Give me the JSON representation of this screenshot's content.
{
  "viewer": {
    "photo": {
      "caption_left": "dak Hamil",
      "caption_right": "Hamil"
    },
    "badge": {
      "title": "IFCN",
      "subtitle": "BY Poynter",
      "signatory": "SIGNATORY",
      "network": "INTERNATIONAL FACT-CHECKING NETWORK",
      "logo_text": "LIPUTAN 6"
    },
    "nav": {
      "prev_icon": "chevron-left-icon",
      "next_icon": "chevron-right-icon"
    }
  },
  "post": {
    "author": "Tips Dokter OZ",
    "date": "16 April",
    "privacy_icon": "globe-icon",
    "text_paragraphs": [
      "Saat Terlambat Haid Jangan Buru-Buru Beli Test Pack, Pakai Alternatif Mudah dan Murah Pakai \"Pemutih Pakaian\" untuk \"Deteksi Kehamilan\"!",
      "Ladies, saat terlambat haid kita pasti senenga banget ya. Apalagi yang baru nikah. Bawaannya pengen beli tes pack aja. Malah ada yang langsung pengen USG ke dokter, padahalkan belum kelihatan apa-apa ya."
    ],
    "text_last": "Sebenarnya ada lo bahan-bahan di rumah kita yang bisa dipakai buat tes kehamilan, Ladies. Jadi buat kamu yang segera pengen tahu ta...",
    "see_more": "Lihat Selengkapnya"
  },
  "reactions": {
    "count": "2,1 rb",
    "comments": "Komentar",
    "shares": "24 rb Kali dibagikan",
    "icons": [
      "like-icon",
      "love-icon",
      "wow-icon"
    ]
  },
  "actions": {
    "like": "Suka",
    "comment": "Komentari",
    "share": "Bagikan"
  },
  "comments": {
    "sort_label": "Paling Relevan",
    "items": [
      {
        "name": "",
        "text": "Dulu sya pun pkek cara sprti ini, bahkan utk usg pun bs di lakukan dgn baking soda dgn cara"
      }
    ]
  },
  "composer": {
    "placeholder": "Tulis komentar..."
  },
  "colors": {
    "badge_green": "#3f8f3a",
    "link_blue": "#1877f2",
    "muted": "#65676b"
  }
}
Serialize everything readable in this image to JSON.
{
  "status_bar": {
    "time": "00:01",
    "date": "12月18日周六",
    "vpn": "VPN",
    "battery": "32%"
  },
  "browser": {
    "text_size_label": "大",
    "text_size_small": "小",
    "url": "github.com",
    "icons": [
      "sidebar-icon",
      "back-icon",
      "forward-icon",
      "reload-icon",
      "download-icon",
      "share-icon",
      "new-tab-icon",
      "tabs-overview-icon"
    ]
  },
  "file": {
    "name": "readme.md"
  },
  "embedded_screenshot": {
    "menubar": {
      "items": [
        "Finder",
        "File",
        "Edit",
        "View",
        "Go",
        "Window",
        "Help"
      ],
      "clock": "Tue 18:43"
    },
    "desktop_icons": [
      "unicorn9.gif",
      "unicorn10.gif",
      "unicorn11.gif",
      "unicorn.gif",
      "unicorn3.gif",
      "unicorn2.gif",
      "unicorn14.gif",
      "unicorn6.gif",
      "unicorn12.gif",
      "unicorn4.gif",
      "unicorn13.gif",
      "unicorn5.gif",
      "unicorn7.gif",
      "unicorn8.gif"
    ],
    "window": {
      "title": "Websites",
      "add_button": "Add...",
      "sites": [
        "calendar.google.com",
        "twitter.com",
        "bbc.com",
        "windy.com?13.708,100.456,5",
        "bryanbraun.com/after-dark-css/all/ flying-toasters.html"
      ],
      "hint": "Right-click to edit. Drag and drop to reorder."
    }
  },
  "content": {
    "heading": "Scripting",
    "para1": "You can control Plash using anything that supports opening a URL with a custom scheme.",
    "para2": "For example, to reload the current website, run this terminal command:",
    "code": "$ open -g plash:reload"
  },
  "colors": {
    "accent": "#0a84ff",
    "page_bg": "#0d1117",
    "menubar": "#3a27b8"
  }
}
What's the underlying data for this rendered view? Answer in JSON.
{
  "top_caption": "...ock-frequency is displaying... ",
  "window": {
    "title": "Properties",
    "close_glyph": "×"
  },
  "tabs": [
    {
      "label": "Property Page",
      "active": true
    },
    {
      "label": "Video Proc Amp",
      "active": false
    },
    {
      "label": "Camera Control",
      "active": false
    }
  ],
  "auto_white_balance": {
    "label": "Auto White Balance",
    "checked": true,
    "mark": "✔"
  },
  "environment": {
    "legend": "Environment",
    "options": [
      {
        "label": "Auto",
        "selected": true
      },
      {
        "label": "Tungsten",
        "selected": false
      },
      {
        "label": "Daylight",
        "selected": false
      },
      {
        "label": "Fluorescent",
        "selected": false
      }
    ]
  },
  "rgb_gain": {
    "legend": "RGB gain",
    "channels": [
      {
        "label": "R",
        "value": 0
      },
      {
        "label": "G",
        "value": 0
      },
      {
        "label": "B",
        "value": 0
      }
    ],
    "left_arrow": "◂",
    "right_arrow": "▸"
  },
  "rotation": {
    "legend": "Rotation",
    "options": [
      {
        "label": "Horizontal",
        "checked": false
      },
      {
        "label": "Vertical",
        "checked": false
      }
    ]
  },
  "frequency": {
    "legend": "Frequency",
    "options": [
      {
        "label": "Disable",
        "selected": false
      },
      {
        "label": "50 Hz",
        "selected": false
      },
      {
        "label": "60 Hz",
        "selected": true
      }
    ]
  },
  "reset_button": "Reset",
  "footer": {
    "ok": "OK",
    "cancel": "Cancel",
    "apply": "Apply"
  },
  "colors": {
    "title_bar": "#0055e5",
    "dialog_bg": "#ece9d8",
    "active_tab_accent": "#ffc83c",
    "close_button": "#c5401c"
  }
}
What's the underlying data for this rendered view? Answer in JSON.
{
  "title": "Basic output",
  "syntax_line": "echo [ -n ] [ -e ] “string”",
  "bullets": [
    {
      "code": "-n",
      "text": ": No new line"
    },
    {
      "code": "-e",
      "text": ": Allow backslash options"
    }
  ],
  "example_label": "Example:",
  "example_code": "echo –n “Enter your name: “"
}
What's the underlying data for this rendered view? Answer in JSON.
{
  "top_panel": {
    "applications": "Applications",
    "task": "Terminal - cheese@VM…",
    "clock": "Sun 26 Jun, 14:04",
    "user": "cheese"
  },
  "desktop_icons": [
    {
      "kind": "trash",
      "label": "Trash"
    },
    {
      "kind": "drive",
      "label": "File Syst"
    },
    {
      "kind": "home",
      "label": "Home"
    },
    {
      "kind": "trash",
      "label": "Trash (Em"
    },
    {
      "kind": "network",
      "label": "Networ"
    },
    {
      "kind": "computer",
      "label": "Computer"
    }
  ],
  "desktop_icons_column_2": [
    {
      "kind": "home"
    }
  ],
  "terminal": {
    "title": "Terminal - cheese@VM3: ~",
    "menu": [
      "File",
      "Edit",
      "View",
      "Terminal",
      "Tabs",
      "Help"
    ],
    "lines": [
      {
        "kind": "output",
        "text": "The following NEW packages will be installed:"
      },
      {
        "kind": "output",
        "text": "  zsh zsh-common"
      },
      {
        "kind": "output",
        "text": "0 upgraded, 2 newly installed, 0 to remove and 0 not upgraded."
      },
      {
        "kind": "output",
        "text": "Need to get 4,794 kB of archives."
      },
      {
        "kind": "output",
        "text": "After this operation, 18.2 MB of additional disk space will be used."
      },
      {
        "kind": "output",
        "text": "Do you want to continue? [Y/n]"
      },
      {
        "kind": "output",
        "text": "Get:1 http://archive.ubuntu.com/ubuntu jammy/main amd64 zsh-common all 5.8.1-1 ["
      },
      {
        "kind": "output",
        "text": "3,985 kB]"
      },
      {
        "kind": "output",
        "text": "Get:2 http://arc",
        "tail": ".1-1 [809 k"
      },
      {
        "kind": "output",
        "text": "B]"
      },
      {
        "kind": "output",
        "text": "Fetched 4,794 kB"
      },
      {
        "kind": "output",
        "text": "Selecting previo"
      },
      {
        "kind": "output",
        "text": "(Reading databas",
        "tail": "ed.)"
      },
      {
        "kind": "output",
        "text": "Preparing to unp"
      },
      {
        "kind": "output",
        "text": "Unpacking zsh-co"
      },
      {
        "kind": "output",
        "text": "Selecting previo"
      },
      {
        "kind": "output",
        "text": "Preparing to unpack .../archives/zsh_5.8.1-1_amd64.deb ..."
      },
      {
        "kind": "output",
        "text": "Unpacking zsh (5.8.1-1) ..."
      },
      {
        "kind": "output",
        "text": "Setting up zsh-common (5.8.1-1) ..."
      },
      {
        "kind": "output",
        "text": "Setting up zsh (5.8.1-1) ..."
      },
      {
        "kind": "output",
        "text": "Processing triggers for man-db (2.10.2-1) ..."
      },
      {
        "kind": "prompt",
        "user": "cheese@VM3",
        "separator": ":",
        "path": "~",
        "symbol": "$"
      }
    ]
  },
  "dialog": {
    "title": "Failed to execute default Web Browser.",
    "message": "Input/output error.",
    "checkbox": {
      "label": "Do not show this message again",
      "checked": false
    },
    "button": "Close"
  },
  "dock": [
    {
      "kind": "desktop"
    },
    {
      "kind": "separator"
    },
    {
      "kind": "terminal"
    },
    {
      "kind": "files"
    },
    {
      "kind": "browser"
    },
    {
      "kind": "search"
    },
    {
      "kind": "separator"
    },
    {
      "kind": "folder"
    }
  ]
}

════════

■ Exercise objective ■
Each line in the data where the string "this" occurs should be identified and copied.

■ Solved problem ■
Give me the JSON representation of this screenshot's content.
Serialize everything readable in this image to JSON.
    "para2": "For example, to reload the current website, run this terminal command:",
What's the underlying data for this rendered view? Answer in JSON.
What's the underlying data for this rendered view? Answer in JSON.
What's the underlying data for this rendered view? Answer in JSON.
        "text": "After this operation, 18.2 MB of additional disk space will be used."
      "label": "Do not show this message again",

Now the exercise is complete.